HOULTON, Maine – Lynn York of Houlton wore many hats throughout his life, but it was his passion for the Houlton community that was most remembered.
His warm smile and desire to see the city grow drew generations to his family’s bookstore in downtown Houlton for nearly five decades. Through his work with the Houlton Fair, he was also instrumental in bringing a number of famous artists to southern Aroostook County.
In a pre-internet era, the quaint bookshop started by York’s parents was the perfect place to catch up on national events, thanks in part to a wide selection of newspapers and magazines the store stocked. It was also the place to buy books, comics, greeting cards and gifts. York died unexpectedly at his home in Houlton on Monday April 11, aged 77.
The store’s peak was in 1979, when the company had around 2,600 book titles on its shelves, York said in a 2014 interview with the Houlton Pioneer Times. The advances in technology and the Internet proved to be a devastating blow to the book trade, as it was to some other industries.
As technology sent more and more people to places like Amazon for their books, the number of paperbacks and hardbacks in his store dwindled to about 800 by the time it closed in July 2014.
“It has to be done because time is up,” York said in 2014.
A Vietnam War veteran, York enlisted in the Army in 1968 and served two deployments in Vietnam. York had brought home a large collection of O-rings — large metal rings used to support cargo dropped from helicopters — from his service in Vietnam. He had recently started distributing them to people he cared about.
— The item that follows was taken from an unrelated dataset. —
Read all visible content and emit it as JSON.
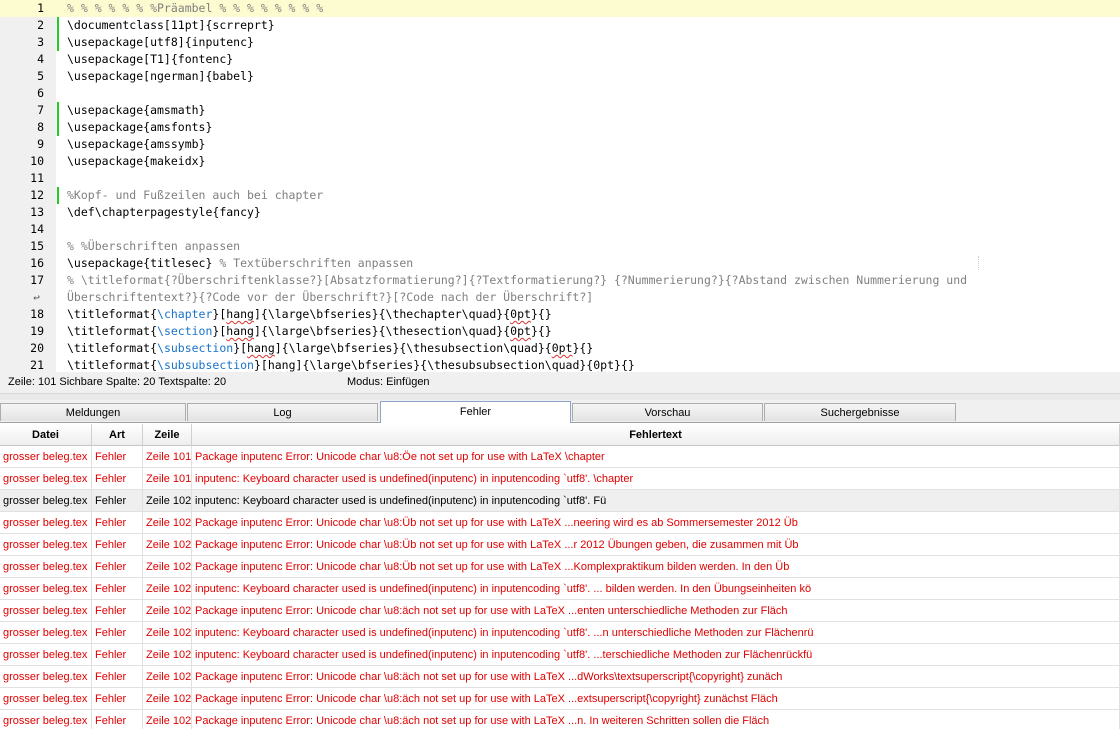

York returned to Houlton in 1971 and worked in the bookstore opened by his parents, Malcolm and Muriel York, while also serving as a substitute teacher. In 1973 he moved to Washington, DC, where he worked for the Central Intelligence Agency for two years.
But his family legacy called him back to Houlton in 1975 and he took over the family business – Yorks Books – which had become an integral part of historic downtown Houlton. In its heyday it was one of the most popular shops in the area. York’s mother worked at the store until she was in her late 80s, while his father worked into his 90s.
One of York’s most prized possessions was his Harley-Davidson motorcycle. He was often seen riding through the city center in the summer months. He kept his motorcycle at his home during the winter months for safekeeping.
“He loved that bike so much,” said his niece, Diane York. “It’s in the living room of his house.”
York was also known for its connections in the music industry and was key in bringing acts such as the Charlie Daniels Band, Kris Kristofferson and the Forester sisters to Houlton as part of the Houlton Fair in the 1980s.
York formed a lasting friendship with Charlie Daniels, who invited him to his Bangor hotel room when he was performing for a concert at the former Bangor Auditorium, Diane York said.
Paul Cleary worked closely with York during her time at Houlton Agricultural Fair.
“Lynn was a great guy who was always willing to help and has helped a lot of people,” Cleary said. “He knew everyone and if you needed anything he had a touch with a story of how he met them. Lynn has been a great resource to me and a friend and confidant. I will miss him very much. Houlton has lost a true ambassador.”
Both of York’s nieces worked at the store, where they learned valuable lessons in customer service.
“You had to be sure that you knew how to fold presents nicely when you were working in the store,” said Jody York. “And all the bills (in the register) had to go to the bank.”
News of York’s death triggered a surge of support from the community.
“There wasn’t a day I was preparing for an event downtown that Lynn didn’t stop and ask what I was doing and if he could help,” said Jane Torres, chief executive of the Greater Houlton Chamber of Commerce. “Of course that always turned into a story about a great life experience that he had.”
Torres said after his shop closed, York continued to set a table in downtown Houlton each summer for the annual Midnight Madness celebration, where he got a new nickname as the “Snow Cone” man.
“We will miss his snow cones at Midnight Madness, the lightsabers he provided for the children to use, and his generous donation that keeps the Riverfront Park fireworks show up for his community year after year,” Torres said.
Robyn Nickerson Skvorak, a former Houlton resident who worked at Yorks Books while she was in school, said the staff have become family and are treated like royalty.
“It never got boring working there. You could go to the bookstore to work and end up setting up a tent on the land or making snow cones to sell on the sidewalk,” Skvorak said.
The Maine Veterans Project also posted a tribute to York on its Facebook page. “Like many Vietnam veterans, Lynn has carried the heavy burden of PTSD and anxiety. Lynn’s family is devastated by his loss and in their sadness they wish this news to help others who are struggling.”
In lieu of flowers, the family asked for donations to the Maine Veterans Project, 207 Parkview Avenue, Bangor, Maine 04401. At his request, no funeral service was held. A funeral service will take place at a later date.